Go through the listing that follows and report the number of lines with the string "edge" in them, nothing more.

***** GIVEN ENTRIES

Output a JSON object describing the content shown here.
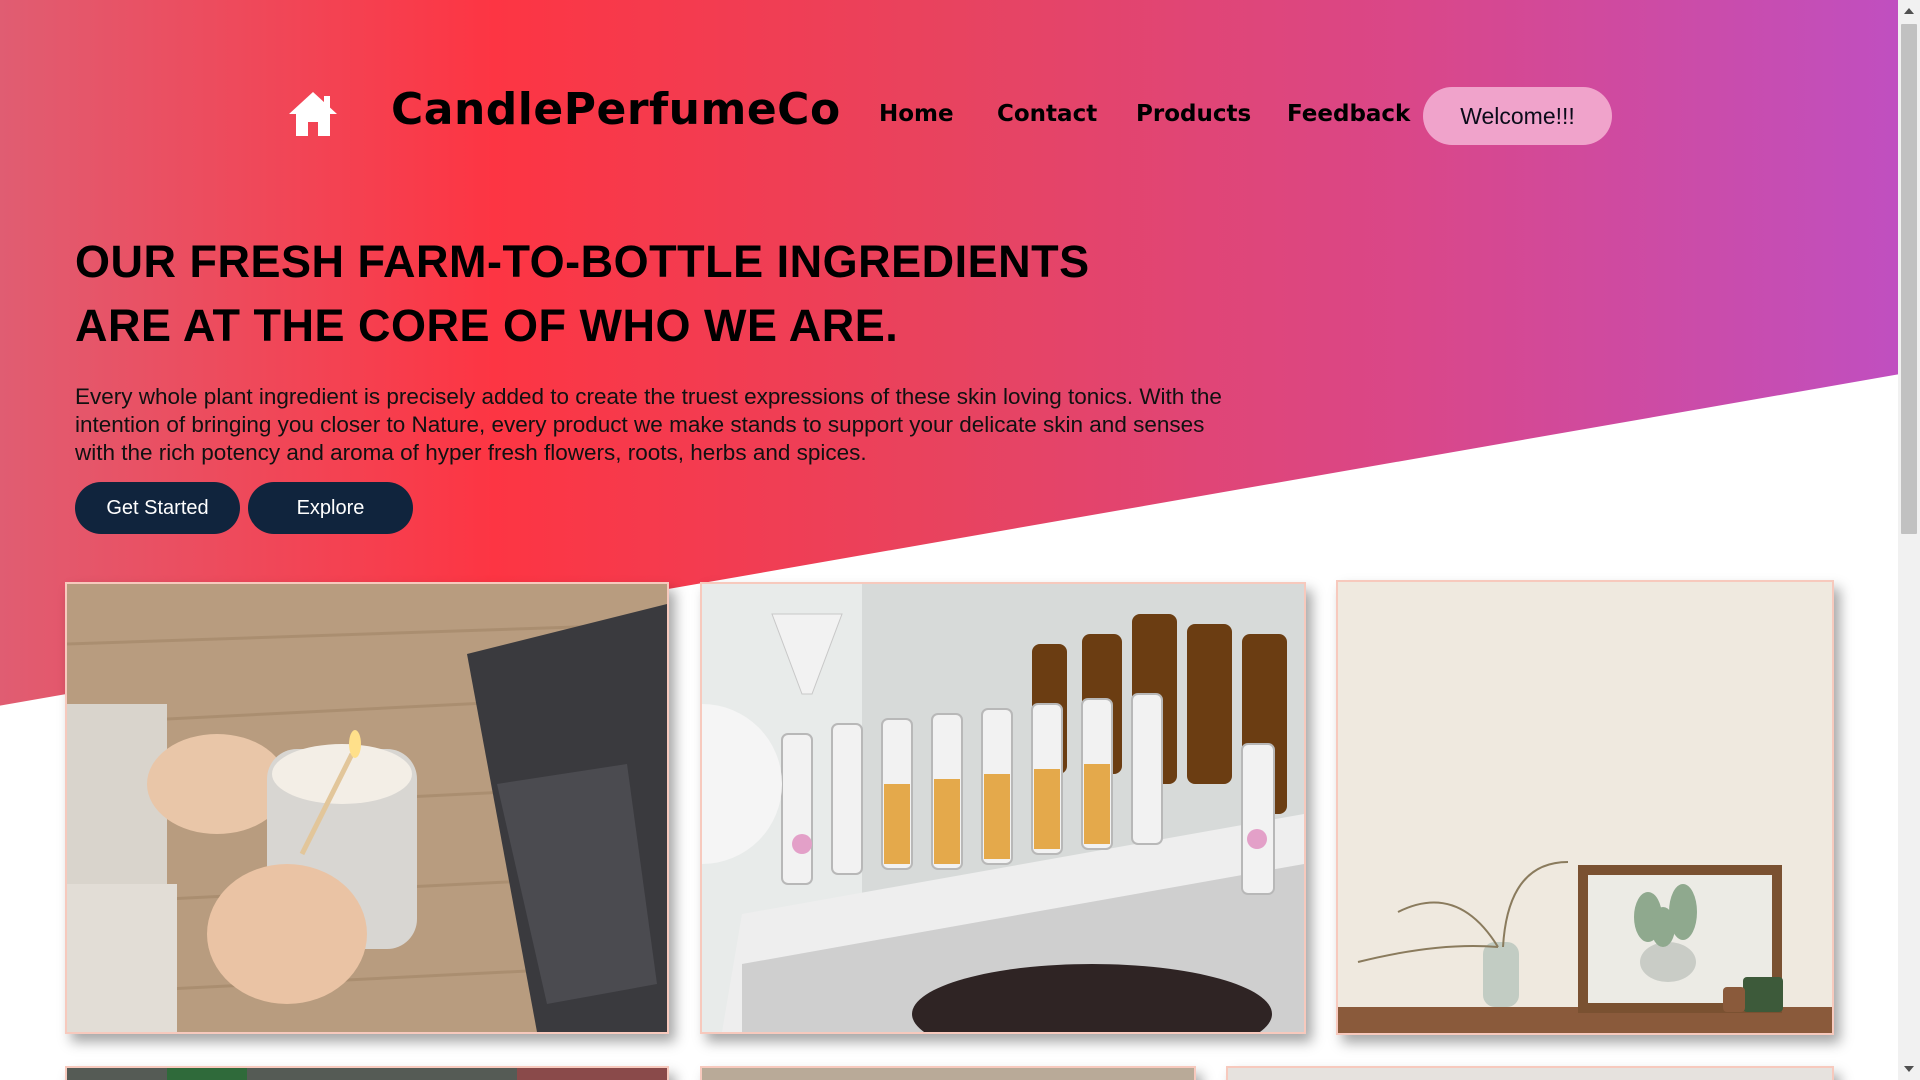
{
  "nav": {
    "brand": "CandlePerfumeCo",
    "home_icon": "house-icon",
    "links": [
      "Home",
      "Contact",
      "Products",
      "Feedback"
    ],
    "welcome": "Welcome!!!"
  },
  "hero": {
    "headline_line1": "OUR FRESH FARM-TO-BOTTLE INGREDIENTS",
    "headline_line2": "ARE AT THE CORE OF WHO WE ARE.",
    "intro": "Every whole plant ingredient is precisely added to create the truest expressions of these skin loving tonics. With the intention of bringing you closer to Nature, every product we make stands to support your delicate skin and senses with the rich potency and aroma of hyper fresh flowers, roots, herbs and spices.",
    "buttons": [
      "Get Started",
      "Explore"
    ]
  },
  "colors": {
    "gradient_start": "#e05d72",
    "gradient_mid": "#fd3543",
    "gradient_end": "#c04fc0",
    "button_dark": "#10243d",
    "welcome_bg": "#f0a3cb",
    "card_border": "#f7c9bd"
  }
}
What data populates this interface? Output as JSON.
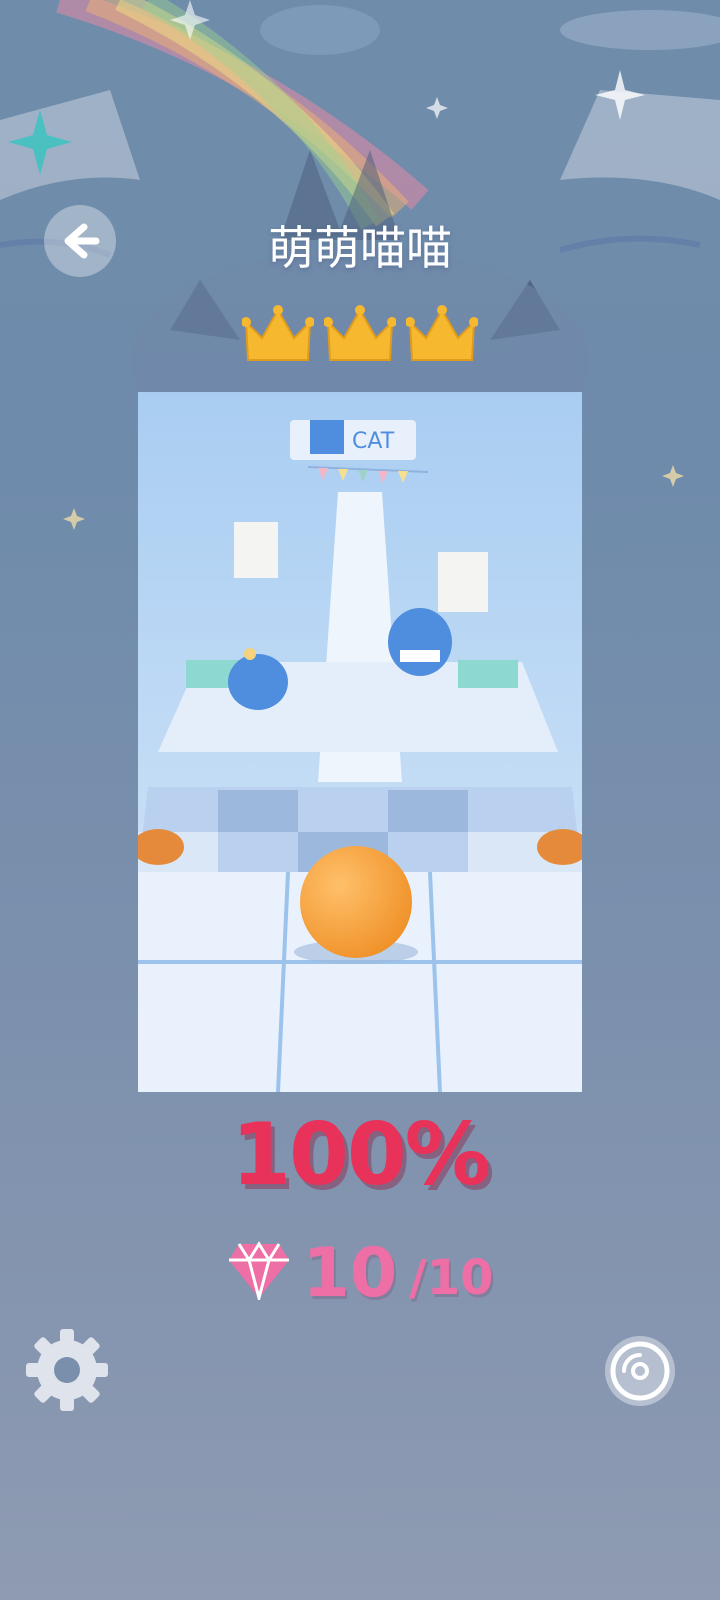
{
  "level": {
    "title": "萌萌喵喵",
    "crowns_earned": 3,
    "crowns_total": 3,
    "progress_label": "100%",
    "gems_collected": "10",
    "gems_total": "/10"
  },
  "preview": {
    "sign_text": "CAT"
  },
  "icons": {
    "back": "back-arrow-icon",
    "crown": "crown-icon",
    "gem": "diamond-icon",
    "settings": "gear-icon",
    "music": "vinyl-disc-icon"
  },
  "colors": {
    "background": "#6f8cab",
    "crown": "#f5b82e",
    "percent": "#e8325a",
    "gem": "#ee6fa6",
    "ball": "#f5a23a"
  }
}
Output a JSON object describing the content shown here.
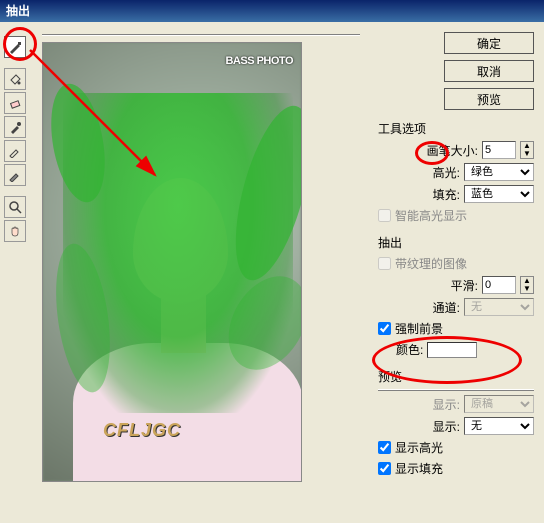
{
  "title": "抽出",
  "tools": {
    "highlighter": "edge-highlighter-tool",
    "fill": "fill-tool",
    "eraser": "eraser-tool",
    "eyedropper": "eyedropper-tool",
    "cleanup": "cleanup-tool",
    "edge": "edge-touchup-tool",
    "zoom": "zoom-tool",
    "hand": "hand-tool"
  },
  "watermark_top": "BASS  PHOTO",
  "watermark_bottom": "CFLJGC",
  "buttons": {
    "ok": "确定",
    "cancel": "取消",
    "preview": "预览"
  },
  "toolOptions": {
    "section": "工具选项",
    "brushSizeLabel": "画笔大小:",
    "brushSizeValue": "5",
    "highlightLabel": "高光:",
    "highlightValue": "绿色",
    "fillLabel": "填充:",
    "fillValue": "蓝色",
    "smartHighlight": "智能高光显示"
  },
  "extraction": {
    "section": "抽出",
    "texturedImage": "带纹理的图像",
    "smoothLabel": "平滑:",
    "smoothValue": "0",
    "channelLabel": "通道:",
    "channelValue": "无",
    "forceForeground": "强制前景",
    "colorLabel": "颜色:"
  },
  "previewSection": {
    "section": "预览",
    "showLabel1": "显示:",
    "showValue1": "原稿",
    "showLabel2": "显示:",
    "showValue2": "无",
    "showHighlight": "显示高光",
    "showFill": "显示填充"
  }
}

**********

=== REPLY ===
2